“We just tell them no because we don’t want our food truck being there to constitute one of the two special event permits they are allowed annually,” said Chris Ireland.
City Manager Carol Gonzales said a special event permit is not required for food trucks serving people at a private site, such as serving lunch in a business park. “A special event permit is only required for events open to the public,” she said.
Paula Sayles, owner of Smokin’ Fresh Streetside BBQ food truck, said food truck owners want to work with local cities. “It’s not an adversarial relationship,” she said. “But cities regulations are hard to find and can be confusing.”
Shawnee could benefit from food trucks if properly used, she added. Citizens can enjoy a variety of food options ranging from funnel cakes and barbecue to Mexican favorites such as tacos and nachos. The city receives sales tax money from all food truck sales, she added.
Other Johnson County cities allow food trucks to operate under certain conditions, including Olathe, Lenexa, Overland Park and Merriam.
Olathe recently passed an ordinance allowing food trucks, said Olathe spokesman Tim Danneberg.

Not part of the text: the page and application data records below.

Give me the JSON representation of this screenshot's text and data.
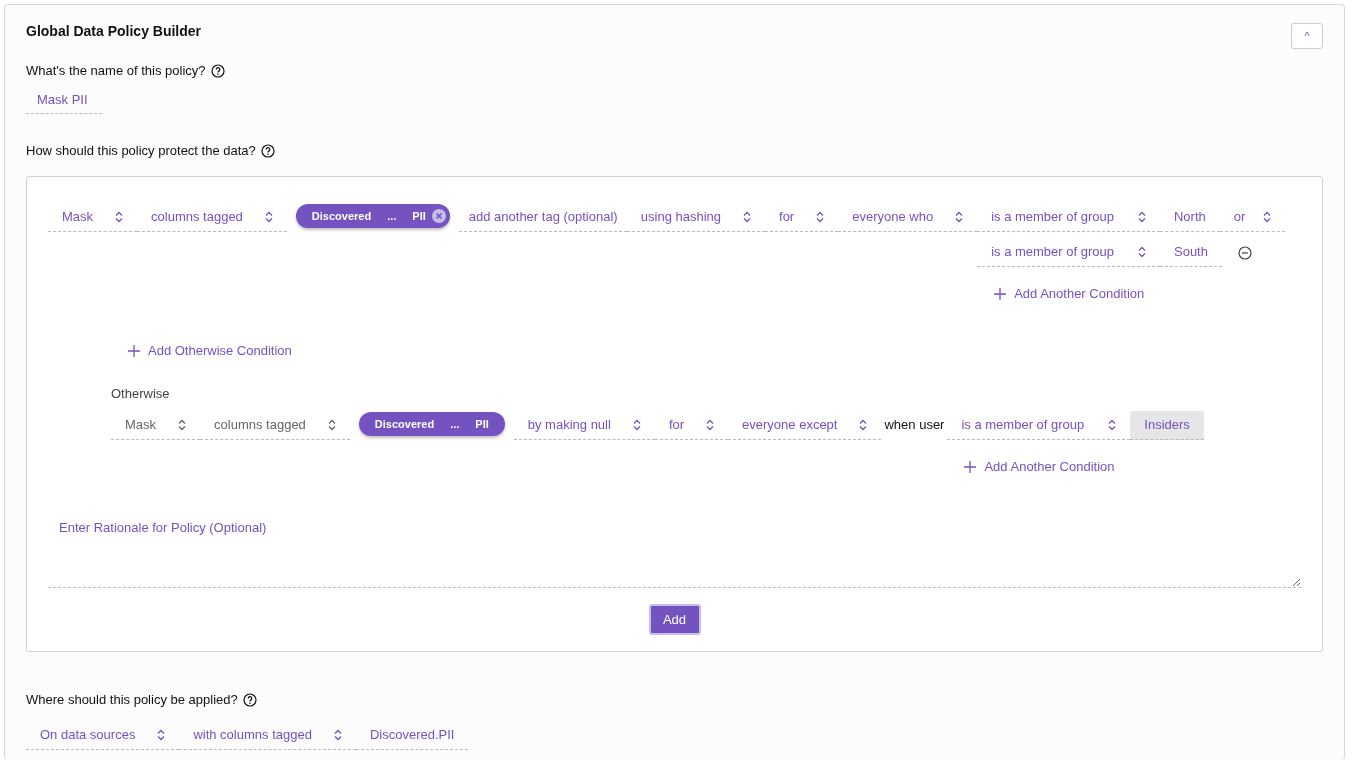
{
  "title": "Global Data Policy Builder",
  "collapse_button": {
    "icon": "^"
  },
  "name_question": "What's the name of this policy?",
  "name_value": "Mask PII",
  "protect_question": "How should this policy protect the data?",
  "rule": {
    "fields": [
      {
        "kind": "select",
        "value": "Mask",
        "disabled": false
      },
      {
        "kind": "select",
        "value": "columns tagged",
        "disabled": false
      },
      {
        "kind": "tag",
        "parts": [
          "Discovered",
          "...",
          "PII"
        ],
        "removable": true
      },
      {
        "kind": "input",
        "placeholder": "add another tag (optional)"
      },
      {
        "kind": "select",
        "value": "using hashing",
        "disabled": false
      },
      {
        "kind": "select",
        "value": "for",
        "disabled": false
      },
      {
        "kind": "select",
        "value": "everyone who",
        "disabled": false
      }
    ],
    "conditions": [
      {
        "operator": "is a member of group",
        "group": "North",
        "focused": false,
        "end": {
          "kind": "select",
          "value": "or"
        }
      },
      {
        "operator": "is a member of group",
        "group": "South",
        "focused": false,
        "end": {
          "kind": "remove"
        }
      }
    ],
    "add_condition": "Add Another Condition"
  },
  "add_otherwise": "Add Otherwise Condition",
  "otherwise": {
    "label": "Otherwise",
    "fields": [
      {
        "kind": "select",
        "value": "Mask",
        "disabled": true
      },
      {
        "kind": "select",
        "value": "columns tagged",
        "disabled": true
      },
      {
        "kind": "tag",
        "parts": [
          "Discovered",
          "...",
          "PII"
        ],
        "removable": false
      },
      {
        "kind": "select",
        "value": "by making null",
        "disabled": false
      },
      {
        "kind": "select",
        "value": "for",
        "disabled": false
      },
      {
        "kind": "select",
        "value": "everyone except",
        "disabled": false
      },
      {
        "kind": "text",
        "value": "when user"
      }
    ],
    "conditions": [
      {
        "operator": "is a member of group",
        "group": "Insiders",
        "focused": true
      }
    ],
    "add_condition": "Add Another Condition"
  },
  "rationale": {
    "placeholder": "Enter Rationale for Policy (Optional)"
  },
  "add_button": "Add",
  "apply_question": "Where should this policy be applied?",
  "apply": [
    {
      "kind": "select",
      "value": "On data sources",
      "disabled": false
    },
    {
      "kind": "select",
      "value": "with columns tagged",
      "disabled": false
    },
    {
      "kind": "value",
      "value": "Discovered.PII"
    }
  ]
}
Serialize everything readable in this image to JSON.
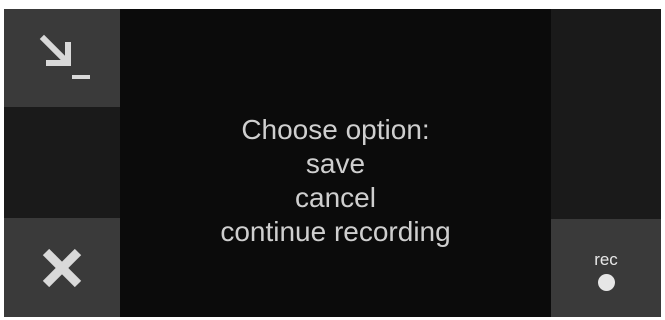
{
  "dialog": {
    "prompt": "Choose option:",
    "options": [
      "save",
      "cancel",
      "continue recording"
    ]
  },
  "buttons": {
    "minimize_icon": "minimize-arrow-icon",
    "close_icon": "close-x-icon",
    "rec_label": "rec",
    "rec_icon": "record-dot-icon"
  },
  "colors": {
    "background": "#0b0b0b",
    "side_panel": "#1a1a1a",
    "button": "#3a3a3a",
    "text": "#cfcfcf"
  }
}
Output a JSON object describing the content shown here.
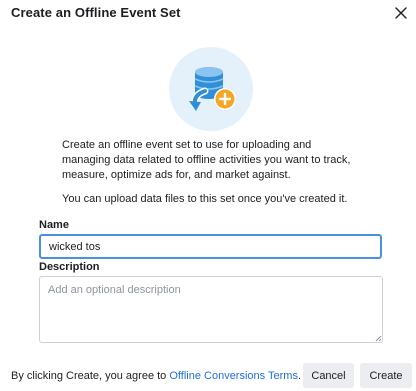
{
  "dialog": {
    "title": "Create an Offline Event Set",
    "close_icon": "close-icon"
  },
  "illustration": {
    "icon": "database-add-icon",
    "colors": {
      "circle": "#e4f1fb",
      "database": "#2f8fd8",
      "arrow": "#2f8fd8",
      "plus_badge": "#f5a623"
    }
  },
  "description": {
    "paragraph1": "Create an offline event set to use for uploading and managing data related to offline activities you want to track, measure, optimize ads for, and market against.",
    "paragraph2": "You can upload data files to this set once you've created it."
  },
  "form": {
    "name_label": "Name",
    "name_value": "wicked tos",
    "description_label": "Description",
    "description_placeholder": "Add an optional description"
  },
  "footer": {
    "terms_prefix": "By clicking Create, you agree to ",
    "terms_link": "Offline Conversions Terms",
    "terms_suffix": ".",
    "cancel_label": "Cancel",
    "create_label": "Create"
  },
  "colors": {
    "focus_border": "#4a90e2",
    "link": "#216fdb",
    "button_bg": "#ebedf0"
  }
}
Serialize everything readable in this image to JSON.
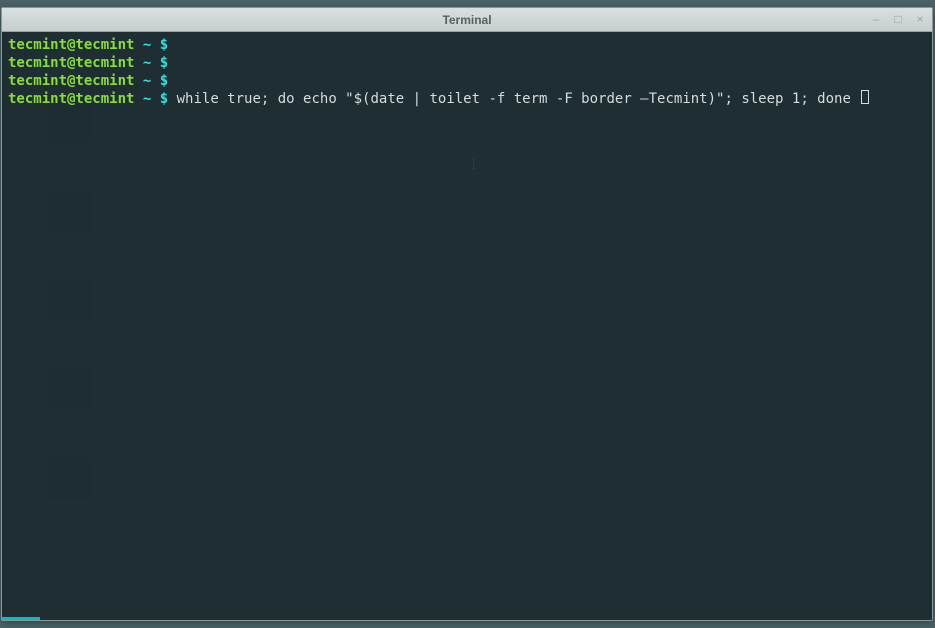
{
  "window": {
    "title": "Terminal",
    "controls": {
      "minimize": "–",
      "maximize": "□",
      "close": "×"
    }
  },
  "terminal": {
    "lines": [
      {
        "user_host": "tecmint@tecmint",
        "tilde": " ~ ",
        "dollar": "$",
        "command": ""
      },
      {
        "user_host": "tecmint@tecmint",
        "tilde": " ~ ",
        "dollar": "$",
        "command": ""
      },
      {
        "user_host": "tecmint@tecmint",
        "tilde": " ~ ",
        "dollar": "$",
        "command": ""
      },
      {
        "user_host": "tecmint@tecmint",
        "tilde": " ~ ",
        "dollar": "$",
        "command": " while true; do echo \"$(date | toilet -f term -F border –Tecmint)\"; sleep 1; done "
      }
    ]
  },
  "cursor_glyph": "I"
}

The city has regulations regarding the distance food trucks can operate from existing restaurants.
Lenexa is in the process of developing food truck regulations, but in the meantime has held two “Food Truck Frenzy” events with up to 12 food trucks participating. A third event is scheduled for lunchtime on Sept. 25, said Beccy Yocham, director of community development.
“We elected to have the Food Truck Frenzy events prior to the adoption of regulations as a learning experience, so we could identify any potential concerns that should be addressed in our forthcoming regulations,” Yocham said. “Our experience with both events was very positive and we did not identify any potential concerns or pitfalls through the events.”
In Overland Park, food trucks may operate at private events by invitation only. When selling to the public, food truck owners are required to obtain a special event permit.
The city of Merriam features local food trucks every Sunday at a “Summer Sundays” event held from 4:30 to 7:30 in the Merriam Marketplace, 5740 Merriam Drive. In addition to food trucks, the event features live music and children’s activities.